App and web page records:
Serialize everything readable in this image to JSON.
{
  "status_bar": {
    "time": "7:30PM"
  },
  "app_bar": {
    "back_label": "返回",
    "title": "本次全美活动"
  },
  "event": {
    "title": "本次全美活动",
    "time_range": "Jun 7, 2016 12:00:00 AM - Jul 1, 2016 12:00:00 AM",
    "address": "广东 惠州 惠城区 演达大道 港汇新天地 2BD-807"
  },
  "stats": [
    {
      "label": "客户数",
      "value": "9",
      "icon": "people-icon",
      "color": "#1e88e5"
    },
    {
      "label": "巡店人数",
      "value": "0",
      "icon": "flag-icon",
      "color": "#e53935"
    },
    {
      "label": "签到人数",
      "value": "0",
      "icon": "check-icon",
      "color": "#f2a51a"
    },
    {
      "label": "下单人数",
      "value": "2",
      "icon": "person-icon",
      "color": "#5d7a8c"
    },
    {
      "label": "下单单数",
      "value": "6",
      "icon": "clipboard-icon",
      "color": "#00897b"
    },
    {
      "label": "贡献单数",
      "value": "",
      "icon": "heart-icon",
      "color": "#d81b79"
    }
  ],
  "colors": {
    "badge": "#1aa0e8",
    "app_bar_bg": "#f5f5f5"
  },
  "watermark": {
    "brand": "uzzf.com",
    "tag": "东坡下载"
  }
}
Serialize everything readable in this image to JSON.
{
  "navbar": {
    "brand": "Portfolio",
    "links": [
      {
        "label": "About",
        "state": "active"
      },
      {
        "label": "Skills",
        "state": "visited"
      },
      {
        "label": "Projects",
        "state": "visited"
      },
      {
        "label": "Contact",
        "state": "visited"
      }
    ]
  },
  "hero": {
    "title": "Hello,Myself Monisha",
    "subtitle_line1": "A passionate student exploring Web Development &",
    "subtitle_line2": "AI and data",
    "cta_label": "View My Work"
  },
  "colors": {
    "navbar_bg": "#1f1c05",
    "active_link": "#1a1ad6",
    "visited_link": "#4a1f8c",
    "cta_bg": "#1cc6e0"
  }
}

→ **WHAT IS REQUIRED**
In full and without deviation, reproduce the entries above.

→ **RESULT FOR THIS TASK**
Serialize everything readable in this image to JSON.
{
  "status_bar": {
    "time": "7:30PM"
  },
  "app_bar": {
    "back_label": "返回",
    "title": "本次全美活动"
  },
  "event": {
    "title": "本次全美活动",
    "time_range": "Jun 7, 2016 12:00:00 AM - Jul 1, 2016 12:00:00 AM",
    "address": "广东 惠州 惠城区 演达大道 港汇新天地 2BD-807"
  },
  "stats": [
    {
      "label": "客户数",
      "value": "9",
      "icon": "people-icon",
      "color": "#1e88e5"
    },
    {
      "label": "巡店人数",
      "value": "0",
      "icon": "flag-icon",
      "color": "#e53935"
    },
    {
      "label": "签到人数",
      "value": "0",
      "icon": "check-icon",
      "color": "#f2a51a"
    },
    {
      "label": "下单人数",
      "value": "2",
      "icon": "person-icon",
      "color": "#5d7a8c"
    },
    {
      "label": "下单单数",
      "value": "6",
      "icon": "clipboard-icon",
      "color": "#00897b"
    },
    {
      "label": "贡献单数",
      "value": "",
      "icon": "heart-icon",
      "color": "#d81b79"
    }
  ],
  "colors": {
    "badge": "#1aa0e8",
    "app_bar_bg": "#f5f5f5"
  },
  "watermark": {
    "brand": "uzzf.com",
    "tag": "东坡下载"
  }
}
Serialize everything readable in this image to JSON.
{
  "navbar": {
    "brand": "Portfolio",
    "links": [
      {
        "label": "About",
        "state": "active"
      },
      {
        "label": "Skills",
        "state": "visited"
      },
      {
        "label": "Projects",
        "state": "visited"
      },
      {
        "label": "Contact",
        "state": "visited"
      }
    ]
  },
  "hero": {
    "title": "Hello,Myself Monisha",
    "subtitle_line1": "A passionate student exploring Web Development &",
    "subtitle_line2": "AI and data",
    "cta_label": "View My Work"
  },
  "colors": {
    "navbar_bg": "#1f1c05",
    "active_link": "#1a1ad6",
    "visited_link": "#4a1f8c",
    "cta_bg": "#1cc6e0"
  }
}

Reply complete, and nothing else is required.